Marcus Harvey, like many of the Subject Futures Week speakers, started his talk with his very early work. In this work Harvey began to treat ‘paintings’ as objects, and so was able to deal with the more formal aspects of the object-like nature of a painting primarily its three-dimensional qualities. This in turn freed Harvey to attach objects to the canvas surface, and allowed him to explore the notion of two and a half dimensions within the realm of painting. This work moved forward and Harvey began to include a theatrical element within the work, opening up the possibility that the act of painting could be considered performance in its own right. The process of painting is then translated by Harvey into the realm of sculpture in his most recent works whereby he carves humorous portraits of famous people often using techniques of material manipulation learnt from years of painting.

This body of work seems to have a great deal more relevance to contemporary art than his involvement with the YBA’s or his controversial painting. This body of work seems to, on a greater or lesser extent, explore the limitations of painting; his paintings can be seen as paintings and sculptures as well as performances, and his sculptures can be seen as both sculptures and paintings. With Harvey’s work you can never fully define the discipline that a piece has been made within which I find much more interesting, and much more important to contemporary art, than his fame or his controversy.

Printing without a press – Subject Futures week

Stephen Fowler held a fascinating one day print workshop during Subjects Futures week. This workshop was aimed at the Design and Illustration students, however a couple of Fine Art students were able to gate crash and Stephen’s attitude was ‘the more the merrier’. Stephen is obviously an avid collector of 1950s – 1960s vinyl LPs, more for the beautiful and varied designs on the covers than the playability of the records. About 50 Vinyls were spread out on one table in the print room, whilst the printing inks and materials were spread out on another.  Students gathered around to hear the principles of design and the instructions for the day – the task was to design an LP cover using 3 printing methods. Music and imagination were very much a part of this workshop – Stephen played about a minute of music from 5 or 6 records whilst students wrote down the feelings or impressions evoked by each; this would form the basis of the work.

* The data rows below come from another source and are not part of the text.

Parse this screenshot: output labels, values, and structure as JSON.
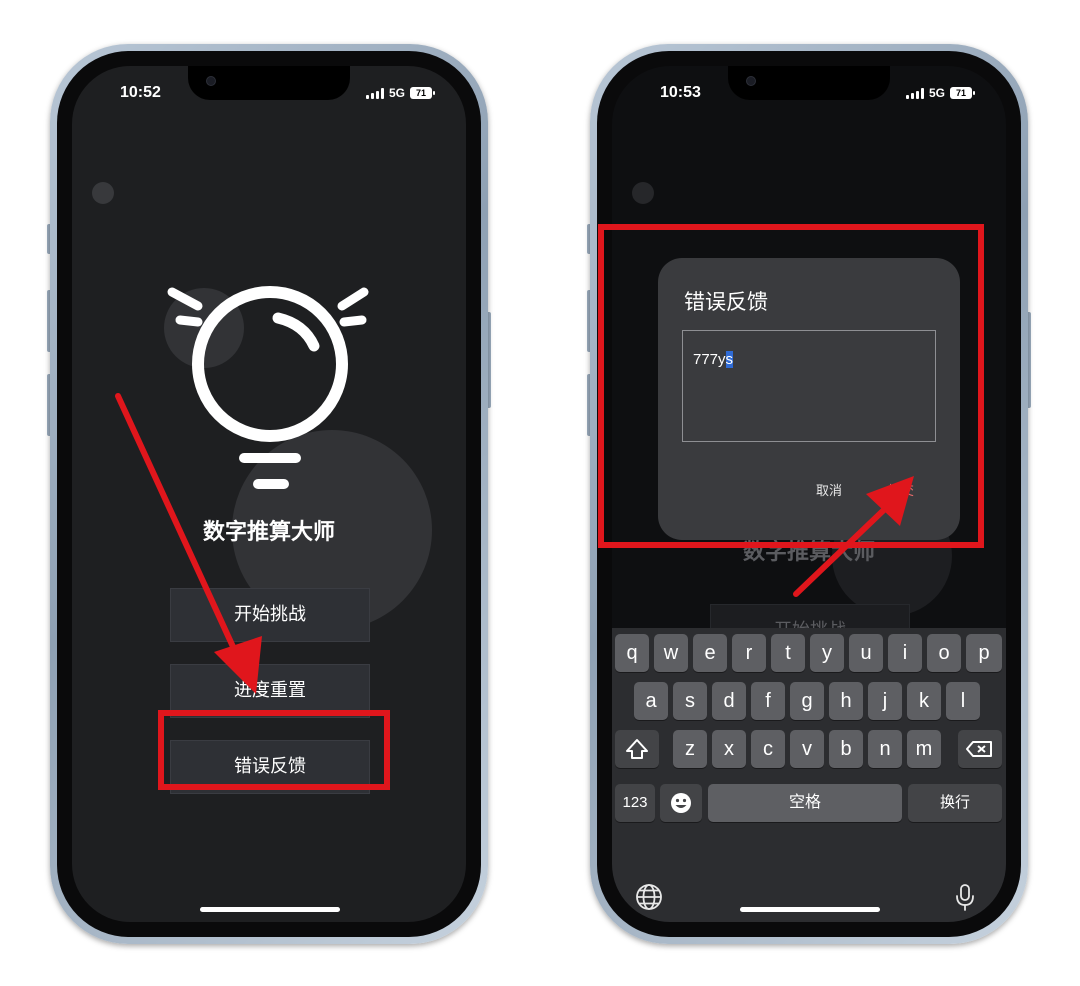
{
  "left_phone": {
    "time": "10:52",
    "network": "5G",
    "battery": "71",
    "app_title": "数字推算大师",
    "buttons": [
      {
        "label": "开始挑战"
      },
      {
        "label": "进度重置"
      },
      {
        "label": "错误反馈"
      }
    ]
  },
  "right_phone": {
    "time": "10:53",
    "network": "5G",
    "battery": "71",
    "app_title": "数字推算大师",
    "partial_button_label": "开始挑战",
    "dialog": {
      "title": "错误反馈",
      "input_value_prefix": "777y",
      "input_value_selected": "s",
      "cancel_label": "取消",
      "submit_label": "提交"
    },
    "keyboard": {
      "row1": [
        "q",
        "w",
        "e",
        "r",
        "t",
        "y",
        "u",
        "i",
        "o",
        "p"
      ],
      "row2": [
        "a",
        "s",
        "d",
        "f",
        "g",
        "h",
        "j",
        "k",
        "l"
      ],
      "row3": [
        "z",
        "x",
        "c",
        "v",
        "b",
        "n",
        "m"
      ],
      "numbers_key": "123",
      "space_label": "空格",
      "return_label": "换行",
      "shift_icon": "shift-icon",
      "backspace_icon": "backspace-icon",
      "emoji_icon": "emoji-icon",
      "globe_icon": "globe-icon",
      "mic_icon": "microphone-icon"
    }
  },
  "colors": {
    "annotation_red": "#e0161c",
    "submit_text": "#e46a6a",
    "screen_bg": "#1e1f21",
    "button_bg": "#2e3035"
  }
}
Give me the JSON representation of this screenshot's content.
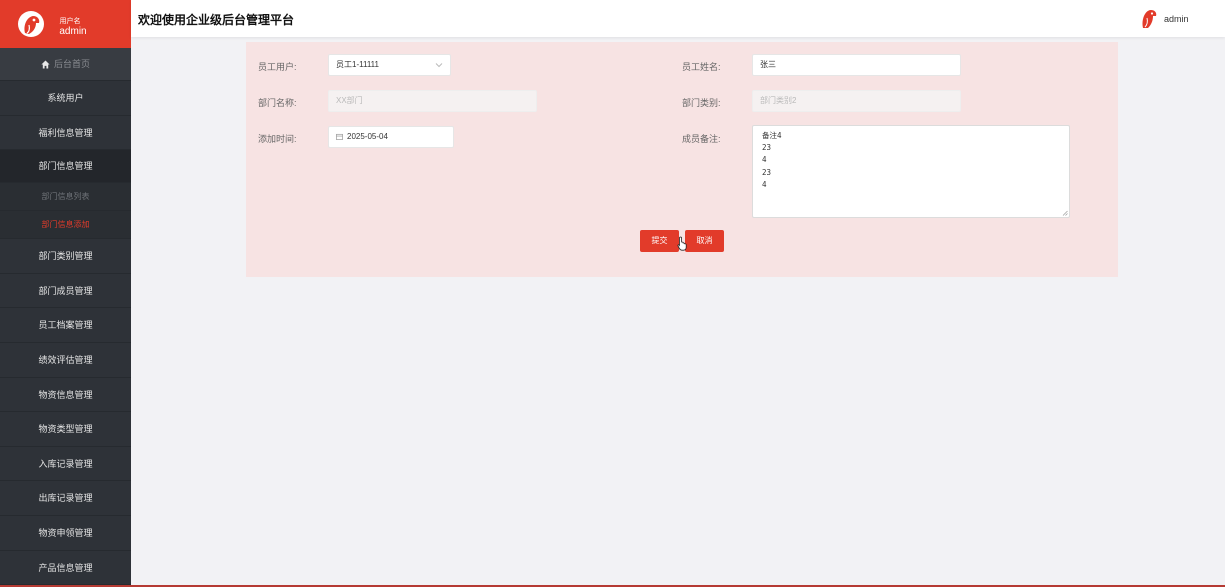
{
  "sidebar": {
    "user_label": "用户名",
    "username": "admin",
    "home": "后台首页",
    "items": [
      {
        "label": "系统用户"
      },
      {
        "label": "福利信息管理"
      }
    ],
    "active_group": "部门信息管理",
    "sub_items": [
      {
        "label": "部门信息列表"
      },
      {
        "label": "部门信息添加"
      }
    ],
    "more_items": [
      {
        "label": "部门类别管理"
      },
      {
        "label": "部门成员管理"
      },
      {
        "label": "员工档案管理"
      },
      {
        "label": "绩效评估管理"
      },
      {
        "label": "物资信息管理"
      },
      {
        "label": "物资类型管理"
      },
      {
        "label": "入库记录管理"
      },
      {
        "label": "出库记录管理"
      },
      {
        "label": "物资申领管理"
      },
      {
        "label": "产品信息管理"
      }
    ]
  },
  "header": {
    "title": "欢迎使用企业级后台管理平台",
    "user": "admin"
  },
  "form": {
    "employee_user_label": "员工用户:",
    "employee_user_value": "员工1-11111",
    "employee_name_label": "员工姓名:",
    "employee_name_value": "张三",
    "dept_name_label": "部门名称:",
    "dept_name_value": "XX部门",
    "dept_type_label": "部门类别:",
    "dept_type_value": "部门类别2",
    "add_time_label": "添加时间:",
    "add_time_value": "2025-05-04",
    "member_note_label": "成员备注:",
    "member_note_value": "备注4\n23\n4\n23\n4",
    "submit": "提交",
    "cancel": "取消"
  },
  "colors": {
    "brand": "#e23b2a",
    "sidebar_bg": "#2e3238",
    "panel_bg": "#f7e3e3"
  }
}
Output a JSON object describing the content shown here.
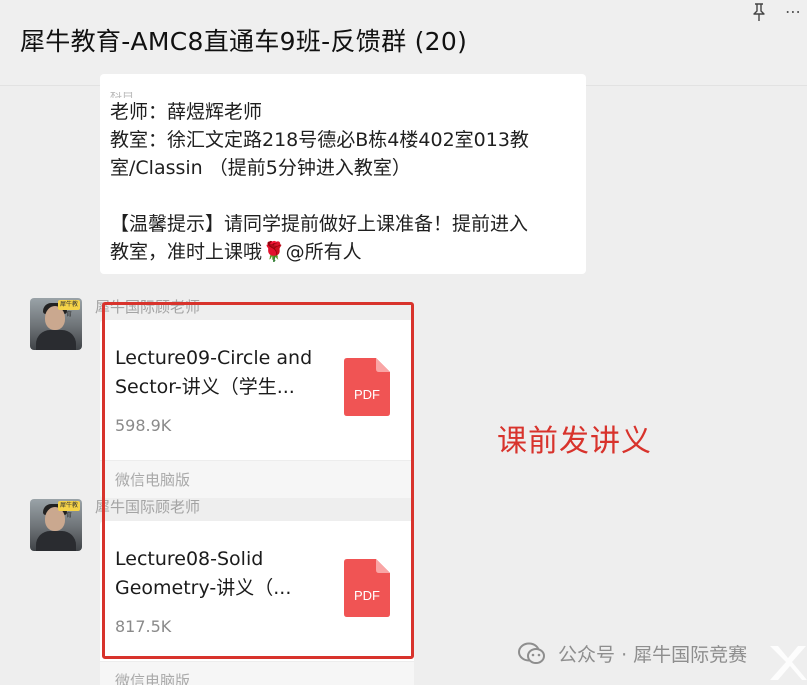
{
  "header": {
    "title": "犀牛教育-AMC8直通车9班-反馈群 (20)",
    "more_glyph": "⋯"
  },
  "top_message": {
    "cut_text": "科目",
    "line_teacher": "老师：薛煜辉老师",
    "line_room_1": "教室：徐汇文定路218号德必B栋4楼402室013教",
    "line_room_2": "室/Classin （提前5分钟进入教室）",
    "tip_line_1": "【温馨提示】请同学提前做好上课准备！提前进入",
    "tip_line_2": "教室，准时上课哦🌹@所有人"
  },
  "messages": [
    {
      "sender": "犀牛国际顾老师",
      "avatar_tag": "犀牛教育",
      "file_name_line1": "Lecture09-Circle and",
      "file_name_line2": "Sector-讲义（学生...",
      "file_size": "598.9K",
      "file_icon": "pdf-icon",
      "file_icon_text": "PDF",
      "footer": "微信电脑版"
    },
    {
      "sender": "犀牛国际顾老师",
      "avatar_tag": "犀牛教育",
      "file_name_line1": "Lecture08-Solid",
      "file_name_line2": "Geometry-讲义（...",
      "file_size": "817.5K",
      "file_icon": "pdf-icon",
      "file_icon_text": "PDF",
      "footer": "微信电脑版"
    }
  ],
  "annotation": {
    "note": "课前发讲义",
    "color": "#d8332c"
  },
  "watermark": {
    "text": "公众号 · 犀牛国际竞赛",
    "icon": "wechat-official-account-icon"
  },
  "colors": {
    "accent_red": "#d8332c",
    "pdf_red": "#f05454",
    "bubble_bg": "#ffffff",
    "chat_bg": "#eeeeee"
  }
}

Stephen used a range of interestingly shaped rubber stamps, erasers, foam sheeting, pre-formed print stamps, plastic and cling film and also the  neoprene foam tubing plumbers use for lagging pipes, to his create his designs. The printing inks used are water based.

print workshop without press 21.2.14 004

I wasn’t so interested in designing an LP cover, more exploring the use of simple printing  techniques to advance my own ideas and  work. On the right is a print using cling film with pale ink to give a background layer on brown paper. The figures are cut from a 10 inch x 10 inch foam sheet and then inked up and pressed onto the first print whilst still wet. The idea is simple but effective and I was happy with the atmosphere created in the end product. Below, this print was achieved with more layers; firstly using a neoprene foam tube into which I had cut a design withprint workshop without press 21.2.14 006 a very sharp scalpel. This was inked-up and then, using a decorators implement, rolled across the paper. The same foam figures where used again in a slightly different format. Finally, at the bottom, I used half a potato – yes, and inked-up potato  – for the vegetation. It is amazing what you can do in terms of making prints without a press and this is what I will take away from this workshop. Every time I peel potatoes I will be thinking about the exciting images I could be making. print workshop without press 21.2.14 007

The idea of layering, and concealing and building up the image worked well with my practice and ideas, and use of colour. This simple method of printing lends itself to spontaneity and work at home.